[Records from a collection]

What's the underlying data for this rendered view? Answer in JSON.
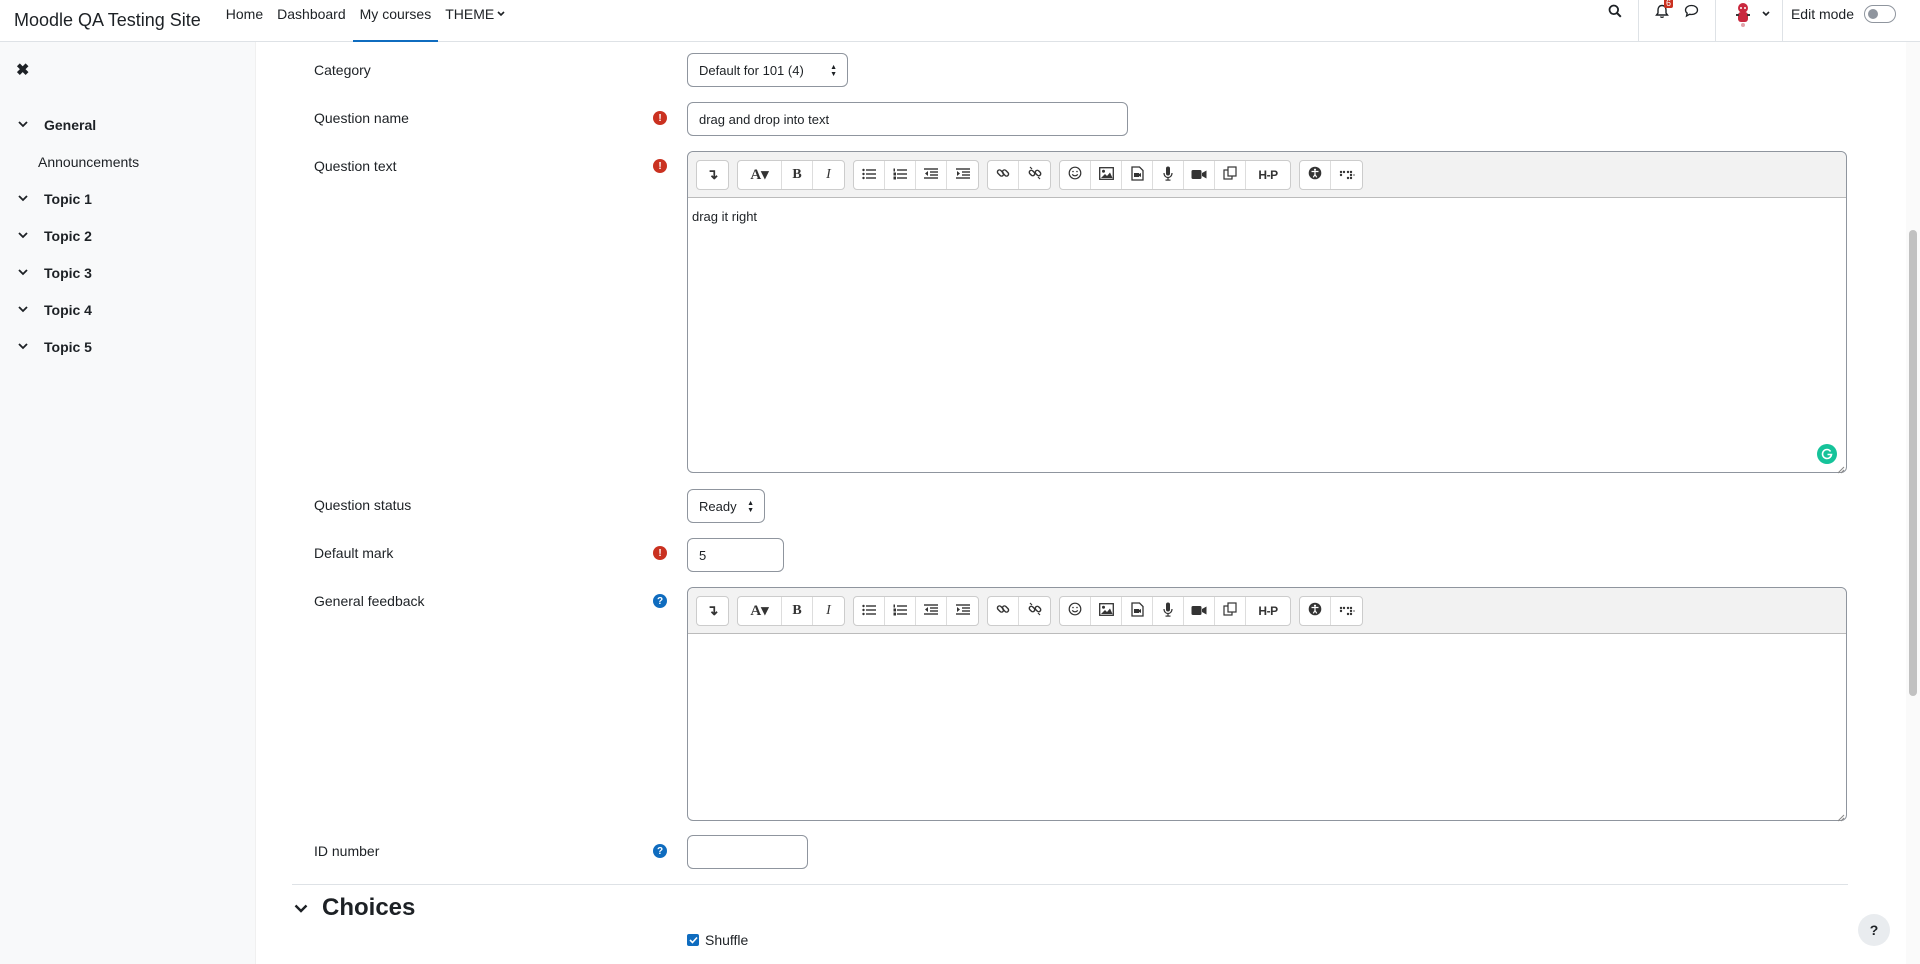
{
  "site": {
    "title": "Moodle QA Testing Site"
  },
  "nav": {
    "items": [
      {
        "label": "Home"
      },
      {
        "label": "Dashboard"
      },
      {
        "label": "My courses"
      },
      {
        "label": "THEME"
      }
    ],
    "active": "My courses",
    "notification_count": "6",
    "edit_mode_label": "Edit mode"
  },
  "course_index": {
    "sections": [
      {
        "label": "General",
        "activities": [
          "Announcements"
        ]
      },
      {
        "label": "Topic 1"
      },
      {
        "label": "Topic 2"
      },
      {
        "label": "Topic 3"
      },
      {
        "label": "Topic 4"
      },
      {
        "label": "Topic 5"
      }
    ]
  },
  "form": {
    "category": {
      "label": "Category",
      "value": "Default for 101 (4)"
    },
    "question_name": {
      "label": "Question name",
      "value": "drag and drop into text"
    },
    "question_text": {
      "label": "Question text",
      "value": "drag it right"
    },
    "question_status": {
      "label": "Question status",
      "value": "Ready"
    },
    "default_mark": {
      "label": "Default mark",
      "value": "5"
    },
    "general_feedback": {
      "label": "General feedback",
      "value": ""
    },
    "id_number": {
      "label": "ID number",
      "value": ""
    }
  },
  "choices": {
    "title": "Choices",
    "shuffle_label": "Shuffle",
    "shuffle_checked": true
  },
  "colors": {
    "accent": "#0f6cbf",
    "required": "#ca3120",
    "grammarly": "#15c39a"
  }
}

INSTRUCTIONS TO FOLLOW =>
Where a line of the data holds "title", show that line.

COMPLETED TASK =>
    "title": "Moodle QA Testing Site"
    "title": "Choices",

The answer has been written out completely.